Yunger: This depends in part on the urban-rural gradient. People are beginning to flock to forest preserves and nature preserves just to get out of the house. Many of these are very large, but this is still the most human traffic they have seen in a longtime. Thinking of invasive bird species, such as pigeons, starlings, and house sparrows which are associated with downtown Chicago, it will be months before we can determine the impact of the shelter-in-place on them.

GSU Newsroom: GSU has noteworthy sustainability initiatives going. How are they impacted by loss of human contact?

Yunger: Most of our sustainable initiatives are still functioning on campus, like our solar panels. But others aren’t being used because they aren’t needed as much at the moment, such as the permeable pavers in the parking lots. The pavers filter any pollutants from vehicles from entering the water stream since every vehicle drips minor amounts of oil, but thousands of cars a day in the lot can add up. It reduces the impact. Unfortunately a lot of our Earth Day events, like our Cleanup event, have been postponed, but these are not things we reserve for only one day or one week.

There will be a lot of research that can be done on campus once we return.
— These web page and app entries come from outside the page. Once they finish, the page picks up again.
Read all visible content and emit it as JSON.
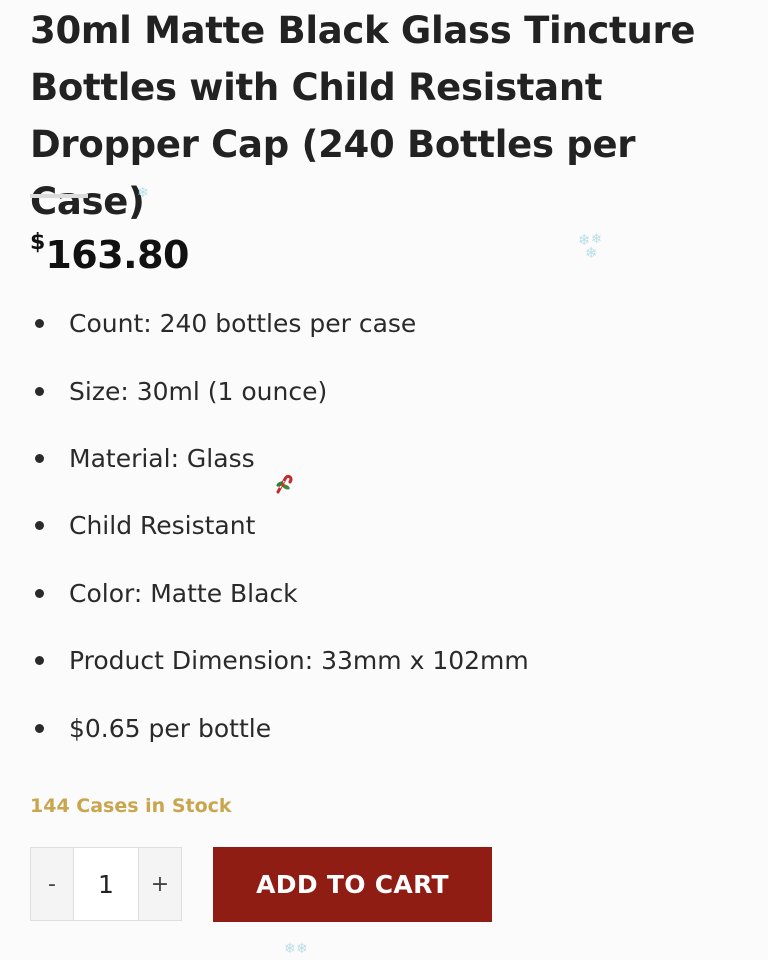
{
  "product": {
    "title": "30ml Matte Black Glass Tincture Bottles with Child Resistant Dropper Cap (240 Bottles per Case)",
    "price_currency": "$",
    "price_amount": "163.80",
    "features": [
      "Count: 240 bottles per case",
      "Size: 30ml (1 ounce)",
      "Material: Glass",
      "Child Resistant",
      "Color: Matte Black",
      "Product Dimension: 33mm x 102mm",
      "$0.65 per bottle"
    ],
    "stock": "144 Cases in Stock"
  },
  "quantity": {
    "minus_label": "-",
    "value": "1",
    "plus_label": "+"
  },
  "cart": {
    "add_label": "ADD TO CART"
  },
  "colors": {
    "add_button": "#8f1d14",
    "stock_text": "#c9a54e",
    "snowflake": "#b9dfe9"
  },
  "icons": {
    "decorations": [
      "snowflake-icon",
      "candy-cane-icon"
    ]
  }
}
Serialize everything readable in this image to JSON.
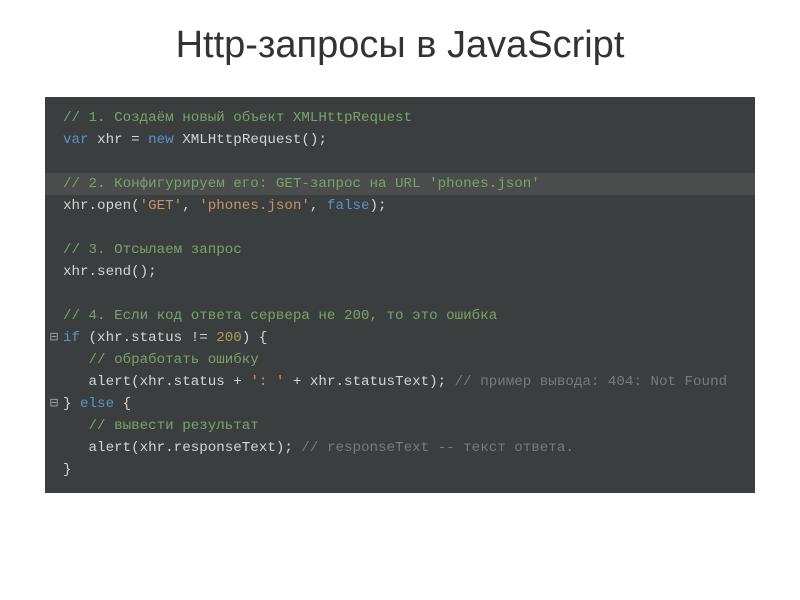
{
  "title": "Http-запросы в JavaScript",
  "code": {
    "c1": "// 1. Создаём новый объект XMLHttpRequest",
    "l2_var": "var",
    "l2_xhr": "xhr",
    "l2_eq": " = ",
    "l2_new": "new",
    "l2_ctor": " XMLHttpRequest",
    "l2_paren": "();",
    "c2": "// 2. Конфигурируем его: GET-запрос на URL 'phones.json'",
    "l4_open": "xhr.open(",
    "l4_get": "'GET'",
    "l4_comma1": ", ",
    "l4_url": "'phones.json'",
    "l4_comma2": ", ",
    "l4_false": "false",
    "l4_close": ");",
    "c3": "// 3. Отсылаем запрос",
    "l6_send": "xhr.send();",
    "c4": "// 4. Если код ответа сервера не 200, то это ошибка",
    "l8_if": "if",
    "l8_cond1": " (xhr.status != ",
    "l8_200": "200",
    "l8_cond2": ") {",
    "c5": "// обработать ошибку",
    "l10_a": "alert(xhr.status + ",
    "l10_s1": "': '",
    "l10_b": " + xhr.statusText); ",
    "c6": "// пример вывода: 404: Not Found",
    "l11_else": "} ",
    "l11_elsekw": "else",
    "l11_brace": " {",
    "c7": "// вывести результат",
    "l13_a": "alert(xhr.responseText); ",
    "c8": "// responseText -- текст ответа.",
    "l14_close": "}",
    "fold_minus": "⊟",
    "indent1": "   ",
    "indent2": "      "
  }
}
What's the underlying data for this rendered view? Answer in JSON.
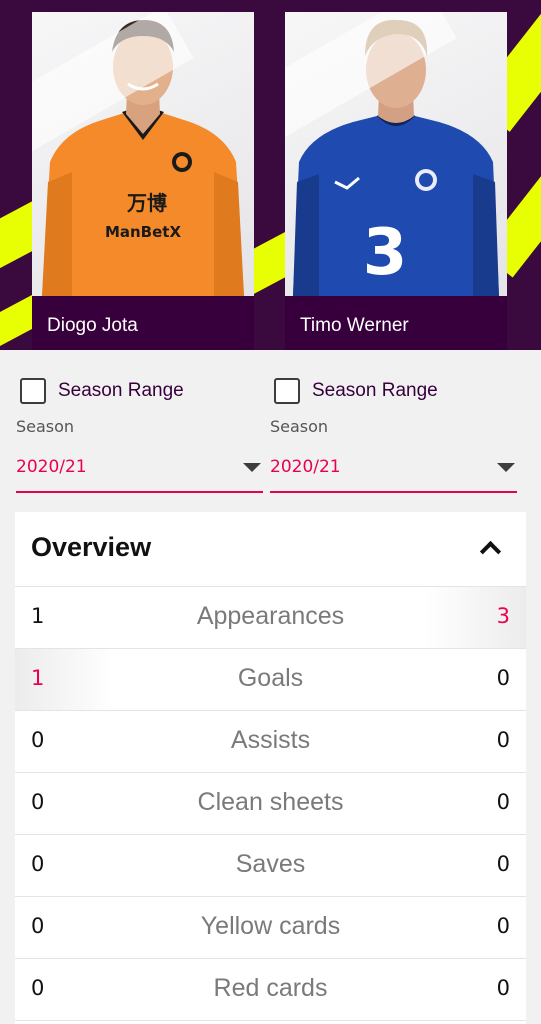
{
  "players": [
    {
      "name": "Diogo Jota",
      "shirt_color": "#f58a2a",
      "sponsor": "ManBetX",
      "sponsor_cn": "万博"
    },
    {
      "name": "Timo Werner",
      "shirt_color": "#1f4bb0",
      "sponsor": "3"
    }
  ],
  "filters": [
    {
      "range_label": "Season Range",
      "season_label": "Season",
      "season_value": "2020/21"
    },
    {
      "range_label": "Season Range",
      "season_label": "Season",
      "season_value": "2020/21"
    }
  ],
  "overview": {
    "title": "Overview",
    "stats": [
      {
        "label": "Appearances",
        "left": "1",
        "right": "3",
        "leader": "right"
      },
      {
        "label": "Goals",
        "left": "1",
        "right": "0",
        "leader": "left"
      },
      {
        "label": "Assists",
        "left": "0",
        "right": "0",
        "leader": "none"
      },
      {
        "label": "Clean sheets",
        "left": "0",
        "right": "0",
        "leader": "none"
      },
      {
        "label": "Saves",
        "left": "0",
        "right": "0",
        "leader": "none"
      },
      {
        "label": "Yellow cards",
        "left": "0",
        "right": "0",
        "leader": "none"
      },
      {
        "label": "Red cards",
        "left": "0",
        "right": "0",
        "leader": "none"
      }
    ]
  },
  "colors": {
    "brand_purple": "#37003c",
    "accent_pink": "#e90052",
    "accent_lime": "#e7ff02"
  }
}
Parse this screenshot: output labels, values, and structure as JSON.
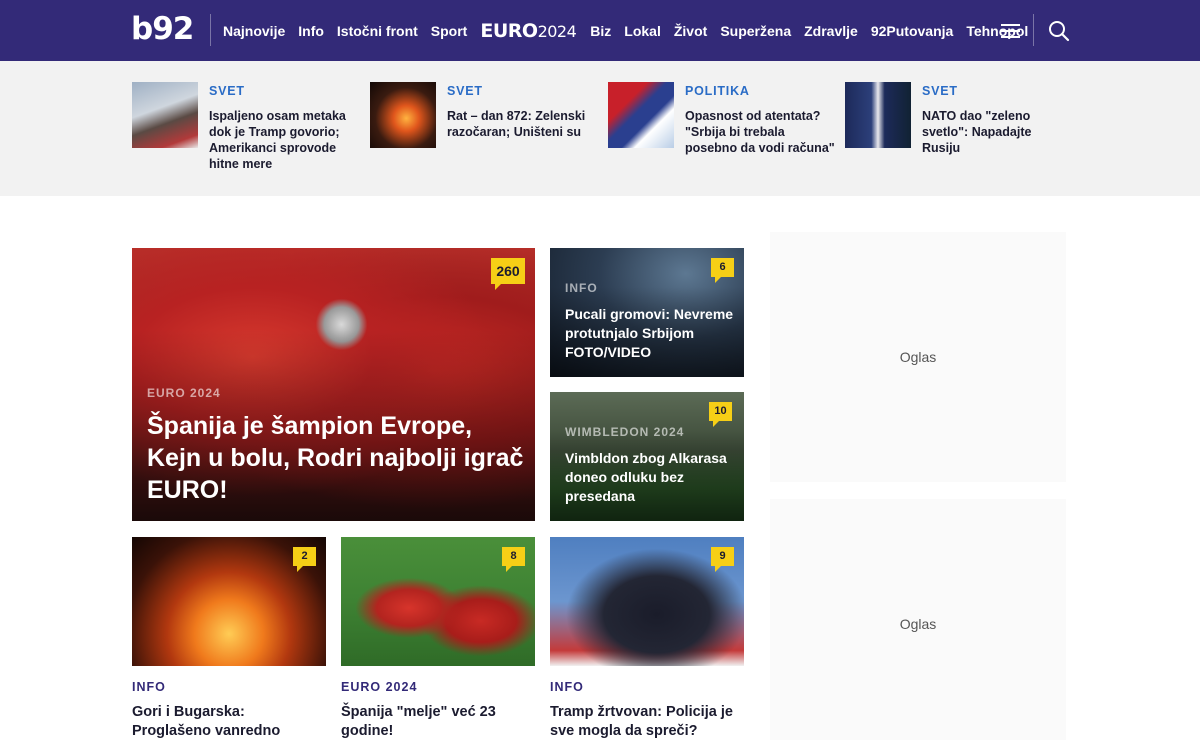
{
  "header": {
    "logo": "b92",
    "nav": [
      "Najnovije",
      "Info",
      "Istočni front",
      "Sport"
    ],
    "euro_logo": {
      "word": "EURO",
      "year": "2024"
    },
    "nav2": [
      "Biz",
      "Lokal",
      "Život",
      "Superžena",
      "Zdravlje",
      "92Putovanja",
      "Tehnopolis"
    ],
    "icons": {
      "menu": "hamburger-menu-icon",
      "search": "search-icon"
    },
    "colors": {
      "header_bg": "#332a78",
      "accent_category": "#2a6cc6",
      "badge": "#f6cf16"
    }
  },
  "top_strip": [
    {
      "category": "SVET",
      "title": "Ispaljeno osam metaka dok je Tramp govorio; Amerikanci sprovode hitne mere"
    },
    {
      "category": "SVET",
      "title": "Rat – dan 872: Zelenski razočaran; Uništeni su"
    },
    {
      "category": "POLITIKA",
      "title": "Opasnost od atentata? \"Srbija bi trebala posebno da vodi računa\""
    },
    {
      "category": "SVET",
      "title": "NATO dao \"zeleno svetlo\": Napadajte Rusiju"
    }
  ],
  "hero": {
    "category": "EURO 2024",
    "title": "Španija je šampion Evrope, Kejn u bolu, Rodri najbolji igrač EURO!",
    "comments": "260"
  },
  "side_cards": [
    {
      "category": "INFO",
      "title": "Pucali gromovi: Nevreme protutnjalo Srbijom FOTO/VIDEO",
      "comments": "6"
    },
    {
      "category": "WIMBLEDON 2024",
      "title": "Vimbldon zbog Alkarasa doneo odluku bez presedana",
      "comments": "10"
    }
  ],
  "bottom_cards": [
    {
      "category": "INFO",
      "title": "Gori i Bugarska: Proglašeno vanredno stanje; vatrogasci",
      "comments": "2"
    },
    {
      "category": "EURO 2024",
      "title": "Španija \"melje\" već 23 godine!",
      "comments": "8"
    },
    {
      "category": "INFO",
      "title": "Tramp žrtvovan: Policija je sve mogla da spreči?",
      "comments": "9"
    }
  ],
  "ads": [
    {
      "label": "Oglas"
    },
    {
      "label": "Oglas"
    }
  ]
}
There is some evidence that suggests animals maybe be a reservoir for the novel coronavirus. There are theories that this virus came from wildlife, and questions about whether we are now transmitting it to our native wildlife. There was evidence in New York that the tigers and lions at the zoo were contracting the virus, and debates continue on whether our house pets can contract it as well. We don’t have enough test kits for humans, so testing pets are not the priority. Will mice have this? Racoons? These are things wildlife biologists will be researching.